During these days where one folds into another, there is a timeless quality that reminds the LRFA blog of the often-called poet of the art world, Cy Twombly’s exhibit, Souvenirs of Time, at its beautiful two-story space on via Francesco Crispi , the street leading to the Hassler Hotel. Cy Twombly (1928–2011) developed a gestural vocabulary in which each line and color is infused with energy, spirituality, and meaning. Emerging as a prominent figure in the mid-1950s following extensive travels throughout Europe and North Africa, he produced works that are simultaneously personal and mythological, allowing narrative, language, and inner visions to erupt from his intimate, abstract notations.

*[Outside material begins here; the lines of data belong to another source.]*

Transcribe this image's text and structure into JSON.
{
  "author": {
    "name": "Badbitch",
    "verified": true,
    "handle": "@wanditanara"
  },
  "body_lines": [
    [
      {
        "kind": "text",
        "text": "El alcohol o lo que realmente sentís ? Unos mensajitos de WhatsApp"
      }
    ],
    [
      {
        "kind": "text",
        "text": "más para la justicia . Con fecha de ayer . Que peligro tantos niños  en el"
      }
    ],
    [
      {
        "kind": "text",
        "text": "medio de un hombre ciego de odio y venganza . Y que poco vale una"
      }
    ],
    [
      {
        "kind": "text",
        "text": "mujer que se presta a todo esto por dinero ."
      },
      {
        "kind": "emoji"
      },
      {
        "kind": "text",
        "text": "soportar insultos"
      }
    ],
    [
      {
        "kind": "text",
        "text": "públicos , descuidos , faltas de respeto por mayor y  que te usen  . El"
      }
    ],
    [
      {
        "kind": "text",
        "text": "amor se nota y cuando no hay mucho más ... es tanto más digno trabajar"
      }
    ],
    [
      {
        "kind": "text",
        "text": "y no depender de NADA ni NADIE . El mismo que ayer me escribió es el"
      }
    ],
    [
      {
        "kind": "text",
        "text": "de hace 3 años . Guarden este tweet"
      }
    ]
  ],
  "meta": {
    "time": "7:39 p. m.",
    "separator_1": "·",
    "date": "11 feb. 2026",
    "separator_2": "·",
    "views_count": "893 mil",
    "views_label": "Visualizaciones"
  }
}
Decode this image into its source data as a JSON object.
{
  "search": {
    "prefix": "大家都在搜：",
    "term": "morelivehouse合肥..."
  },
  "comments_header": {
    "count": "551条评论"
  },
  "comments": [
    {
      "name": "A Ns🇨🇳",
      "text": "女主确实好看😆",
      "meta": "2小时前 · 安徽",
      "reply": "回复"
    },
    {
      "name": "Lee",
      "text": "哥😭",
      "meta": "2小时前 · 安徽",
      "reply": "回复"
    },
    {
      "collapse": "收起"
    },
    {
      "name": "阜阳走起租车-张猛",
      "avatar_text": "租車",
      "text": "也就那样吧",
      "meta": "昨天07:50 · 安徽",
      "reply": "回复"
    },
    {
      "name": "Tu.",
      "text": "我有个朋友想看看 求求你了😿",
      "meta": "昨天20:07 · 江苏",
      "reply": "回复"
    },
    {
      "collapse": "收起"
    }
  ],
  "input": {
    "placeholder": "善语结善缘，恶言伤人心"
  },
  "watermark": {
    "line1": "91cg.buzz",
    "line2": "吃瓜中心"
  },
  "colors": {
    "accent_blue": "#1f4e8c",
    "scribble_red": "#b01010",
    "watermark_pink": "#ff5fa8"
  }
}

Urs Fischer at Gagosian, Rome

An American expat, Twombly was born in 1928 in Lexington, Virginia, and studied art in Boston and New York, then at Black Mountain College in North Carolina in the early 1950s. Although he was a contemporary of Robert Rauschenberg and Jasper Johns, his work soon digressed from the aims of American postwar abstraction. While prevailing tendencies of the period, such as Pop art, sought to abandon historical narratives altogether, Twombly directed his focus toward ancient, classical, and modern poetic traditions.

Piero Golia at Gagosian, Rome

In the late 1950s he moved to Italy, where he produced colorful, diagrammatic works, such as Ode to Psyche (1960), that feature erotic allusions and sly jokes while maintaining an abstract charge. Shortly thereafter the sebaceous, bright colors of these works gave way to the more austere grays and blues of the “blackboard” paintings, in which terse, white scrawls and loops recall the powdery effects of chalk on a blackboard. As Twombly continued to work in various locations over the following decades—including Rome, Lexington, and his final residence, in Gaeta, Italy—places, landscapes, and natural forms came to figure prominently in his drawings, collages, photographs, and watercolors.

For Twombly, the poetic and the rational were not mutually exclusive. Collage, which engaged him briefly in 1959, then began to appear more regularly in 1971, allies Twombly to the Dadaists and their descendants, such as Rauschenberg and Johns. Visual information from everyday life—travel postcards, reproductions of paintings, scientific illustrations, personal drawings, and more—entered his work as a way to explore the potential of both structure and meaning.

From his student days on, Twombly also captured his daily life in photographs. He recorded the verdant landscapes of Virginia and the coasts of Italy; close-up details of ancient buildings and sculptures; studio interiors; and still lifes of objects and flowers. Beginning in the early 1990s, he used specialized copiers to enlarge his Polaroid images on matte paper, resulting in subtle distortions that approximate the timeless qualities of his paintings and sculptures.

In 1995 the Cy Twombly Gallery opened across the street from the Menil Collection in Houston. A collaboration between the Menil, Dia Foundation, and Twombly himself, the gallery serves as a permanent home for a number of important works made between 1953 and 2004. Included is the series of paintings Analysis of the Rose as Sentimental Despair (1985), which features floral forms in deep reds, pinks, and purples, with quotations from Rainer Maria Rilke, Rumi, and Giacomo Leopardi. In 2010 Twombly was selected to install a permanent work at the Louvre: a painted ceiling for the Salle des Bronzes. The Ceiling spans 3,750 square feet and pays homage to the greatest Hellenic sculptors, from Phidias to Praxiteles, each of their names inscribed over an immense blue sky populated by floating, cosmic orbs.